In the early aughts, it was probably around 2005. I get a call it's a producer from Comedy Central's The Daily Show. This was back when they did long form interviews, highly edited, typically to make somebody look like a hapless fool or idiot, and they were doing a special on media trainers now, I knew what I was getting in for. I was a big fan of The Daily Show. And at least in some quarters, it's considered an honor to be on. So I said, Sure.
They came to my TV studio in midtown Manhattan. And this was elaborate. I've seen major, major films, and their productions have fewer people. This seemed like there were 30 people they were in my studio for two days. This was all for about a five minute segment. They did everything from every single angle multiple times, true professionals.
And by the way, if you Google it, you may still find Get on line on YouTube as well. It's still a funny piece. But here's what happened. At some point the interviewer sees the items I have on my wall behind me and on a shelf. One of the items is a truck from a well known oil company, a toy truck happened to be one of my clients that I didn't do media training for I did presentation training for this company. So the reporters asked me during the interview, Hey, tell me about all the good things that that company and they pointed to the company and mentioned it by name, tell me all the good things they do for their environment and the environment in general.
And at that point, I thought, Oh, no, because this is a company where I had write all sorts of confidentiality agreements. I never mentioned their name. I'm not even mentioning their name. Now. This is a company where if anyone One of the companies does talk to the media, they're typically taken out back and well, you never see them again. So I instantly calculated that.
There's nothing I could say if it were quoted. That would be anything other than getting me fired from at that time, my biggest client. So he didn't say much. I'm sure I looked a little bit panicked. And I said something to the effect of great. So two full days of interviews, lots of material.
I didn't mind them making fun of me and they did.

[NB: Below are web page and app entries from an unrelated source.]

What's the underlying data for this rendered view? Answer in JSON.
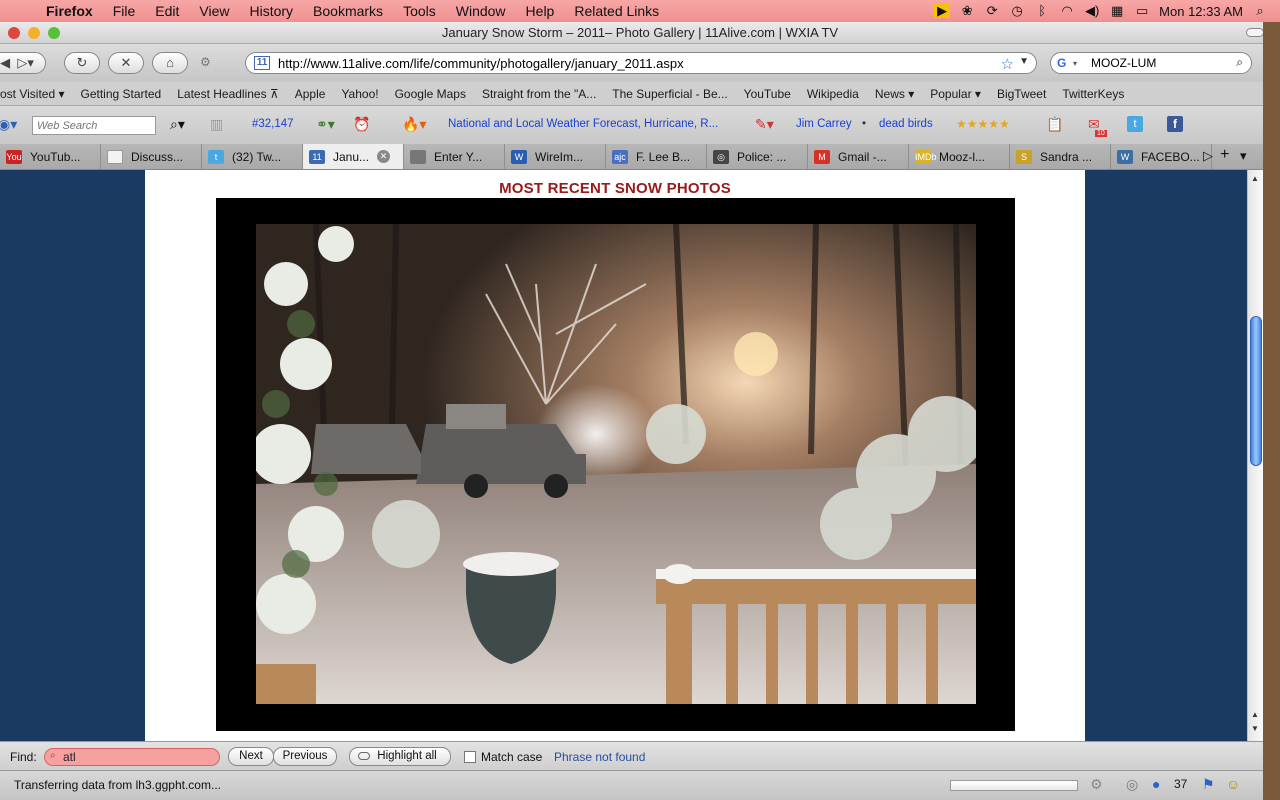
{
  "menubar": {
    "items": [
      "Firefox",
      "File",
      "Edit",
      "View",
      "History",
      "Bookmarks",
      "Tools",
      "Window",
      "Help",
      "Related Links"
    ],
    "clock": "Mon 12:33 AM"
  },
  "window": {
    "title": "January Snow Storm – 2011– Photo Gallery | 11Alive.com | WXIA TV"
  },
  "navbar": {
    "url": "http://www.11alive.com/life/community/photogallery/january_2011.aspx",
    "search_value": "MOOZ-LUM",
    "site_icon_text": "11"
  },
  "bookmarks": [
    "ost Visited ▾",
    "Getting Started",
    "Latest Headlines ⊼",
    "Apple",
    "Yahoo!",
    "Google Maps",
    "Straight from the \"A...",
    "The Superficial - Be...",
    "YouTube",
    "Wikipedia",
    "News ▾",
    "Popular ▾",
    "BigTweet",
    "TwitterKeys"
  ],
  "addonbar": {
    "search_placeholder": "Web Search",
    "count": "#32,147",
    "weather_link": "National and Local Weather Forecast, Hurricane, R...",
    "link_jim": "Jim Carrey",
    "link_dead": "dead birds",
    "gmail_badge": "10"
  },
  "tabs": [
    {
      "label": "YouTub...",
      "icon": "youtube-icon",
      "icon_text": "You",
      "color": "#cc2222"
    },
    {
      "label": "Discuss...",
      "icon": "page-icon",
      "icon_text": "",
      "color": "#f2f2f2"
    },
    {
      "label": "(32) Tw...",
      "icon": "twitter-icon",
      "icon_text": "t",
      "color": "#4aa8e0"
    },
    {
      "label": "Janu...",
      "icon": "11alive-icon",
      "icon_text": "11",
      "color": "#3b6bb3",
      "active": true
    },
    {
      "label": "Enter Y...",
      "icon": "person-icon",
      "icon_text": "",
      "color": "#777777"
    },
    {
      "label": "WireIm...",
      "icon": "wordpress-w-icon",
      "icon_text": "W",
      "color": "#2a5db0"
    },
    {
      "label": "F. Lee B...",
      "icon": "ajc-icon",
      "icon_text": "ajc",
      "color": "#4b6fc0"
    },
    {
      "label": "Police: ...",
      "icon": "globe-icon",
      "icon_text": "◎",
      "color": "#444444"
    },
    {
      "label": "Gmail -...",
      "icon": "gmail-icon",
      "icon_text": "M",
      "color": "#d93025"
    },
    {
      "label": "Mooz-l...",
      "icon": "imdb-icon",
      "icon_text": "IMDb",
      "color": "#d8b429"
    },
    {
      "label": "Sandra ...",
      "icon": "dollar-icon",
      "icon_text": "S",
      "color": "#c9a227"
    },
    {
      "label": "FACEBO...",
      "icon": "wordpress-icon",
      "icon_text": "W",
      "color": "#3a6ea5"
    }
  ],
  "page": {
    "heading": "MOST RECENT SNOW PHOTOS"
  },
  "findbar": {
    "label": "Find:",
    "query": "atl",
    "next": "Next",
    "previous": "Previous",
    "highlight": "Highlight all",
    "match_case": "Match case",
    "status": "Phrase not found"
  },
  "statusbar": {
    "text": "Transferring data from lh3.ggpht.com...",
    "count": "37"
  },
  "colors": {
    "page_bg": "#1b3a62",
    "heading": "#9a1a1a",
    "link": "#1a3fd0",
    "find_error": "#f7a0a0"
  }
}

But after the shooting was over, but before the story went on the air, I called the producer and I just begged God on my hands and knees. Begging Look, I don't mind you making fun of me. I don't mind you making me look like it's full. I know you've got to do your job. But also I ask is, there's any way you could just not use the part where your correspondent asked me about the oil company?
Because if you do, they will just say no one in this company can ever use TJ again and you're gonna cost me a lot of money. And I know that your first job is going to be to put on a good comedy show, but you're not really out to have me lose a lot of money, some begging you. A call back a day later said, okay, we looked at it, you know, we don't need that part. Don't worry. And sure enough, it was not used. So, I teach you a lot of different methods in the media training courses I do, how to have messages how to answer questions strategically, how to package with sound bites, how to rehearse but there is one tactic that occasionally needs to be used and is also effective.
That tactic is good old fashioned. Begging shouldn't be your first choice second choice or third choice, but it's perfectly fine as a last choice.